John Tsang raises HK$3m for election fund through crowdfunding, Carrie Lam says work to do on social media
Former chief secretary to open Facebook page ‘soon’ as 15,000 back rival’s crowdfunding effort
The popular underdog contesting Hong Kong’s leadership election, John Tsang Chun-wah, has raised more than HK$3 million within 48 hours through crowdfunding, prompting his arch-rival, front runner Carrie Lam Cheng Yuet-ngor, to concede that her social media reach lags well behind his.
As of 10pm on Saturday, more than 15,000 people had donated a total of HK$3.37 million to the former financial secretary, ahead of the launch of his full election platform on Monday.
“[The money raised] is a very good amount,” Tsang said in a video on his Facebook page when it reached HK$2.6 million.
“I’m very grateful to the public for support and donations.
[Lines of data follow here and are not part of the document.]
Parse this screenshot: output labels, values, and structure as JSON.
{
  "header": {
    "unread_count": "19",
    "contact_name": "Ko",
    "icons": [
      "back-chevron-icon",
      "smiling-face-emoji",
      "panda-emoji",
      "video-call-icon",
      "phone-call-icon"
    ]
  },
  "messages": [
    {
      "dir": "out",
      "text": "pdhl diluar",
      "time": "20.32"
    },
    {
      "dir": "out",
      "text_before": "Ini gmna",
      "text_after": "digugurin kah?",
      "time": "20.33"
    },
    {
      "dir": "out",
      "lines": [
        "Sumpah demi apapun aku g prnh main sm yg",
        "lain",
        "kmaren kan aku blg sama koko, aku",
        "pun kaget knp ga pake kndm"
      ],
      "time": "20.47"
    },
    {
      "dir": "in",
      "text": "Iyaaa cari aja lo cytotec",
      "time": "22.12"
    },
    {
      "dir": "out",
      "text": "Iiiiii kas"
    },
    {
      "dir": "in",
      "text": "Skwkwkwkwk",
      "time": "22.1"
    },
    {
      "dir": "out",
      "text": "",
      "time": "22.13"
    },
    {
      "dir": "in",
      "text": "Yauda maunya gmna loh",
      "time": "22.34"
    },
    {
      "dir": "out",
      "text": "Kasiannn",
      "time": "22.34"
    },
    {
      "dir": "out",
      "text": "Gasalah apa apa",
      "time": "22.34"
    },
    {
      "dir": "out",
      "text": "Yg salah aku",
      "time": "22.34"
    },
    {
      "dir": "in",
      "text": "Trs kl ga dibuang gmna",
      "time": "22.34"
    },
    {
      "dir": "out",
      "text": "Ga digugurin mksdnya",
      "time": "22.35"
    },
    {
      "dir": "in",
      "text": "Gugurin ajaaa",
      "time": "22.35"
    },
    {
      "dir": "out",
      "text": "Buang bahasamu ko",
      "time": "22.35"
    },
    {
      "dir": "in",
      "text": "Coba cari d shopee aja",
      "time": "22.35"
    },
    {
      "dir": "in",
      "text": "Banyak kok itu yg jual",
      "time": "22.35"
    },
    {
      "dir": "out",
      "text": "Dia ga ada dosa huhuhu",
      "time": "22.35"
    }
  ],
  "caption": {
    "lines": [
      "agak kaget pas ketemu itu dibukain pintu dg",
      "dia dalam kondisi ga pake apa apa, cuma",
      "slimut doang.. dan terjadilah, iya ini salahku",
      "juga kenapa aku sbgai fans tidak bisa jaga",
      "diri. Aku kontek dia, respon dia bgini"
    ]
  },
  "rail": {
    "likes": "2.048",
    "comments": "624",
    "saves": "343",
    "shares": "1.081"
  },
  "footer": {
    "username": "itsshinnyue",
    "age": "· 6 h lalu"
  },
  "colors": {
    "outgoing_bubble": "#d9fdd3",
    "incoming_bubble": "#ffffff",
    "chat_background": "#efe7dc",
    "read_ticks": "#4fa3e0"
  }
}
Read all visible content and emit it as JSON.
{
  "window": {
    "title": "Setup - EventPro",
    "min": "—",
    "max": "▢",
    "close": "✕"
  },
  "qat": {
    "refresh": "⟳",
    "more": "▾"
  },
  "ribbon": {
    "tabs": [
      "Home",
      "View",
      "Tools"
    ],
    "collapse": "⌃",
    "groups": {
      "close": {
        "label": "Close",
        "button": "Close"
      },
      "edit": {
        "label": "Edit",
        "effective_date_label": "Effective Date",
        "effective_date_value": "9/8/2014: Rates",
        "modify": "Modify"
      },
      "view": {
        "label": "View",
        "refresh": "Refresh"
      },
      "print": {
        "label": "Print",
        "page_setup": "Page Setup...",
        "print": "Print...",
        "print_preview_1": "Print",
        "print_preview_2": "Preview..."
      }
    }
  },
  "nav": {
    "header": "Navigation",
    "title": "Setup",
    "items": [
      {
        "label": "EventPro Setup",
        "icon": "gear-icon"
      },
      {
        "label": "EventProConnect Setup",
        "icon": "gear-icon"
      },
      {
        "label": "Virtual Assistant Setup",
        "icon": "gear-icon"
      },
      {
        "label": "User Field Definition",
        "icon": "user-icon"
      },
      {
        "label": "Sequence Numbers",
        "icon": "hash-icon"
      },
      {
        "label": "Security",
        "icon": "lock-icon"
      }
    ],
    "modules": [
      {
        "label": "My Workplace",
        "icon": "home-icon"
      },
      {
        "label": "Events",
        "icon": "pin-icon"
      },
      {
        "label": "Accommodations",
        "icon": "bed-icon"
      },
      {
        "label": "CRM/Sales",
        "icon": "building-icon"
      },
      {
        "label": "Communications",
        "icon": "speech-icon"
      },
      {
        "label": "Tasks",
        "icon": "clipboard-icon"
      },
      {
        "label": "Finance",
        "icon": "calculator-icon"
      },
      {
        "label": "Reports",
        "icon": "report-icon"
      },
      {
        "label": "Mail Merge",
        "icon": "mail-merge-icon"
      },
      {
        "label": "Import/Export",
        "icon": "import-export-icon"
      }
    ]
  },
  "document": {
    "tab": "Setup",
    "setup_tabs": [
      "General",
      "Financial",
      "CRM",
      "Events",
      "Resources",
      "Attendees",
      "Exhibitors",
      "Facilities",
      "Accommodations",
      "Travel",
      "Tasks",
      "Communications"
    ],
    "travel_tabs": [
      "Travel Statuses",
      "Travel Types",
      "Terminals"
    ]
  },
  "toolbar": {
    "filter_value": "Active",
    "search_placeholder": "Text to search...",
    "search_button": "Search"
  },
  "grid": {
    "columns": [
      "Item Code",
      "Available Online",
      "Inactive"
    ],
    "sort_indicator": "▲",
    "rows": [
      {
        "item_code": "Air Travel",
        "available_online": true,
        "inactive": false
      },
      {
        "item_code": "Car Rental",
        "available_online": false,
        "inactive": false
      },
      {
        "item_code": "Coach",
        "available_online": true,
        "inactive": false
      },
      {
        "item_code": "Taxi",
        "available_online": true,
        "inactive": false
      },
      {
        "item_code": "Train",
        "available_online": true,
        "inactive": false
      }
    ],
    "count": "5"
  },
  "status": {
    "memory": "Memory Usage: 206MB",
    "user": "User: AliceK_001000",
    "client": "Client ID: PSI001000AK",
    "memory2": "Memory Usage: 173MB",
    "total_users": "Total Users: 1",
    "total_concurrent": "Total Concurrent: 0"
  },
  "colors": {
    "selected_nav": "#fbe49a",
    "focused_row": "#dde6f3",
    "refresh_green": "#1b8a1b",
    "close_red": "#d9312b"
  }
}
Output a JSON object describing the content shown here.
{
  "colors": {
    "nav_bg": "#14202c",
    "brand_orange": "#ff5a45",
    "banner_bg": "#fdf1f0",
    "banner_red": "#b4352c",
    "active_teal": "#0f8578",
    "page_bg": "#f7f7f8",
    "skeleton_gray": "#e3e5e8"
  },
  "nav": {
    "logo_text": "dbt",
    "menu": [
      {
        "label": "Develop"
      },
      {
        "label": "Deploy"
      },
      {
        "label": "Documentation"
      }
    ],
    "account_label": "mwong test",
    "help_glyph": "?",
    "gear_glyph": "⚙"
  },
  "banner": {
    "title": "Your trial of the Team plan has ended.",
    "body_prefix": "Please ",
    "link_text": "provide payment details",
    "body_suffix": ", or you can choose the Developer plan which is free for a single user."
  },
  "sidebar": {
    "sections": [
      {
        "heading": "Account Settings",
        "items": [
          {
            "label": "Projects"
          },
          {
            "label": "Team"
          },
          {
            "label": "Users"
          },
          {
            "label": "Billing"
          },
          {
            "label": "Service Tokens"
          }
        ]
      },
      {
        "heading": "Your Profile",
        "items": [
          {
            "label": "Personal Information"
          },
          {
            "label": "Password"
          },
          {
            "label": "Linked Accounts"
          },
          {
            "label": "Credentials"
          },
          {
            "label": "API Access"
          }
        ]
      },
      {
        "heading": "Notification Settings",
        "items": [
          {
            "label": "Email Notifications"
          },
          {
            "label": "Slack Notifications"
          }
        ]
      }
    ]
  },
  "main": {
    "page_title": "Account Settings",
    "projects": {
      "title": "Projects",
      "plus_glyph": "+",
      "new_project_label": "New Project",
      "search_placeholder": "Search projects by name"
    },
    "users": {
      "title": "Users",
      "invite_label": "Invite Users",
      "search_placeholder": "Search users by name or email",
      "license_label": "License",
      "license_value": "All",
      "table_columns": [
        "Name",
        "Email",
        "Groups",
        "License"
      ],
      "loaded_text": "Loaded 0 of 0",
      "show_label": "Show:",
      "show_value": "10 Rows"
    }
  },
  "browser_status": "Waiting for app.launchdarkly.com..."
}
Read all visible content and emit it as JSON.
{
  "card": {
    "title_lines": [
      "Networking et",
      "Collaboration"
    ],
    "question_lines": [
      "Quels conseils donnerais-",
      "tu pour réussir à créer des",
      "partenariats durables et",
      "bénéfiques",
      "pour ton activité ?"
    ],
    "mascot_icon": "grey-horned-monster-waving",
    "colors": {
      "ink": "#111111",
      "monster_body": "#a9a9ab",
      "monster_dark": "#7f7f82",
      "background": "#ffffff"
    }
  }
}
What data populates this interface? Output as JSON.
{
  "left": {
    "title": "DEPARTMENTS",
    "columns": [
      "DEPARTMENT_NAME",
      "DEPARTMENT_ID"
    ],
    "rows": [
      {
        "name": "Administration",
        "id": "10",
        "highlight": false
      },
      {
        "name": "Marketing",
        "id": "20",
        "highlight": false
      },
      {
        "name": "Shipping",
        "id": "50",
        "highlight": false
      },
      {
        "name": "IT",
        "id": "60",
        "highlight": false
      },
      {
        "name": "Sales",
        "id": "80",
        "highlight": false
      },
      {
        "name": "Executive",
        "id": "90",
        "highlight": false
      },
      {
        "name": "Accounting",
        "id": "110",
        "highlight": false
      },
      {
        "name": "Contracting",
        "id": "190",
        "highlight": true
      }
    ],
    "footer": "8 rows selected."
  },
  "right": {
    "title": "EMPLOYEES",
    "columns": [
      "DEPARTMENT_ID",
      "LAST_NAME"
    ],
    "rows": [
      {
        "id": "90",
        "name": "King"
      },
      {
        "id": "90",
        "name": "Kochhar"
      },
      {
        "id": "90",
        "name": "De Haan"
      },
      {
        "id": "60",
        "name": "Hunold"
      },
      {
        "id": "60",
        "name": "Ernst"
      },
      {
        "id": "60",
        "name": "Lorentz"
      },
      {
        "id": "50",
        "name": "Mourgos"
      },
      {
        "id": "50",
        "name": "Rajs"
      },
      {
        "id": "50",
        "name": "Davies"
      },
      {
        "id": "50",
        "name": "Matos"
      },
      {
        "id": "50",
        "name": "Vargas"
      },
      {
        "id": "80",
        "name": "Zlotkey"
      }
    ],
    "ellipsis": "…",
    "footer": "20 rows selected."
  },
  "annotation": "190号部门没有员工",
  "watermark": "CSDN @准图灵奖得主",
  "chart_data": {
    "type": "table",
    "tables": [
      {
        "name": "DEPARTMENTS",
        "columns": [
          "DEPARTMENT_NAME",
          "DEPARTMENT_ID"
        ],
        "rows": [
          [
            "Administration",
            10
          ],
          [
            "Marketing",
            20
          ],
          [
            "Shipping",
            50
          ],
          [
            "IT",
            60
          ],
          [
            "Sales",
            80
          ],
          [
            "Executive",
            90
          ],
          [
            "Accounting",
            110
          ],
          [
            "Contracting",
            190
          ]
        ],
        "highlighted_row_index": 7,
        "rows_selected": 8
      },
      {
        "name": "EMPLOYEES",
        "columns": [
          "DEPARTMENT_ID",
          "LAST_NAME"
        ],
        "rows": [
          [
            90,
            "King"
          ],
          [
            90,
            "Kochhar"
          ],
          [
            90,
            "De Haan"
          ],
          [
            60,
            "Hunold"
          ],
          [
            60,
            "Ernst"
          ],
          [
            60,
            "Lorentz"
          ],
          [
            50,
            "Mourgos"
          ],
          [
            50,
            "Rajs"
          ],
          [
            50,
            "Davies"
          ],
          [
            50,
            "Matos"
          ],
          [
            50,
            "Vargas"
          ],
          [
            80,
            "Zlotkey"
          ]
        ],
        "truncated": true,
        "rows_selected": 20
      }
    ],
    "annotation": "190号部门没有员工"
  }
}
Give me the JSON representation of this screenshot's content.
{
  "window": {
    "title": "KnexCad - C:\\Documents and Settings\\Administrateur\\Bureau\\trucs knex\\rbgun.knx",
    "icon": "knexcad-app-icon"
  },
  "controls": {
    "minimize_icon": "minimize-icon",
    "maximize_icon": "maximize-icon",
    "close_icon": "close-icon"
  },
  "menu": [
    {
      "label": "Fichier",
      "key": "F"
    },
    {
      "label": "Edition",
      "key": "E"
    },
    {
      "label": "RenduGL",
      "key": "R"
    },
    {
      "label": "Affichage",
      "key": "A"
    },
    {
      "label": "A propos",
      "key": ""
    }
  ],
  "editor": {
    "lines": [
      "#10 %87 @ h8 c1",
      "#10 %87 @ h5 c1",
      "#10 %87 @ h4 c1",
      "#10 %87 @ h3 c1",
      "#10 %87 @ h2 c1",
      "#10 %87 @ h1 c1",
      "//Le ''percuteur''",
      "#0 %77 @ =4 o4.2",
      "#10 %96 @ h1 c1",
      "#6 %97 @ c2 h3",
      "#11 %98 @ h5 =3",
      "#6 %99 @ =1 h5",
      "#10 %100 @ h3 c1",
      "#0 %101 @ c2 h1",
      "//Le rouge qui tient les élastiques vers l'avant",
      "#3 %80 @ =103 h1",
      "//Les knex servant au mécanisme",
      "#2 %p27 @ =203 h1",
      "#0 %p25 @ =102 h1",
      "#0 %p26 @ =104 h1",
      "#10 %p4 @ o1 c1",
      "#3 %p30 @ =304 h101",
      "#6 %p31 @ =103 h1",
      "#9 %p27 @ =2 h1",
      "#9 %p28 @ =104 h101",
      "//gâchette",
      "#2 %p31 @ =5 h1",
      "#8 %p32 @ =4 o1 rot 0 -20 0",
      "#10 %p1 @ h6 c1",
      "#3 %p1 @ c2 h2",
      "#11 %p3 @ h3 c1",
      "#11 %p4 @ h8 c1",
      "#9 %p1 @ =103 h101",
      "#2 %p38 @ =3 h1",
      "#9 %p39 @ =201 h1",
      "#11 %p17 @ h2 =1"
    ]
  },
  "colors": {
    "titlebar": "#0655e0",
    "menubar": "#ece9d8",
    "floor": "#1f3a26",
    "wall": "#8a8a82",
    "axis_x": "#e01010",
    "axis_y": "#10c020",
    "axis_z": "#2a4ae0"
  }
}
It doesn’t matter whether the amount is big or small.”
He added that he considered even HK$1 as “great support and encouragement”.
Former chief secretary Lam, who appears to have more support than Tsang among members of the Election Committee that will pick the next chief executive in March, met the city’s biggest pro-Beijing party on Saturday.
Commenting on Tsang’s campaign, she conceded it was “better prepared” than hers.
“Their use of social media was more mature and better prepared ... We will roll out details later on how people can donate towards my electioneering,” Lam said when asked about Tsang’s crowdfunding success.
“What is most important is that any format [for raising funds] must be in line with Hong Kong’s election laws.”
Commenting on her comparatively lower, but increasing, popularity – which coincides with a string of gaffes and public relations hiccups since announcing her election bid – Lam said she would open her Facebook page “as soon as possible” to reach out to young people.
She said some members of the Democratic Alliance for the Betterment and Progress of Hong Kong had showed support for her policy pledges, announced a day earlier at a rally that focused on redefining the government’s role as a facilitator and on increasing financial support for social and welfare programmes.
Pro-establishment members who dominated the 1,200-strong Election Committee in 2012 were asked to switch their support to underdog Leung Chun-ying in that year’s election when Henry Tang Ying-yen was plagued by flagging popularity because of a scandal over an illegal basement at his home. Leung won the election with a total of just 689 votes.
Public support has been listed as the last of four criteria for a chief executive set out by Wang Guangya, head of Beijing’s Hong Kong and Macau Affairs Office. The other requirements are to “love the country and Hong Kong”, show competence to govern, and to win Beijing’s trust.
“We will assess all the candidates from a comprehensive perspective before deciding who to back,” said Starry Lee Wai-king, DAB chairwoman, after Saturday’s meeting with Lam.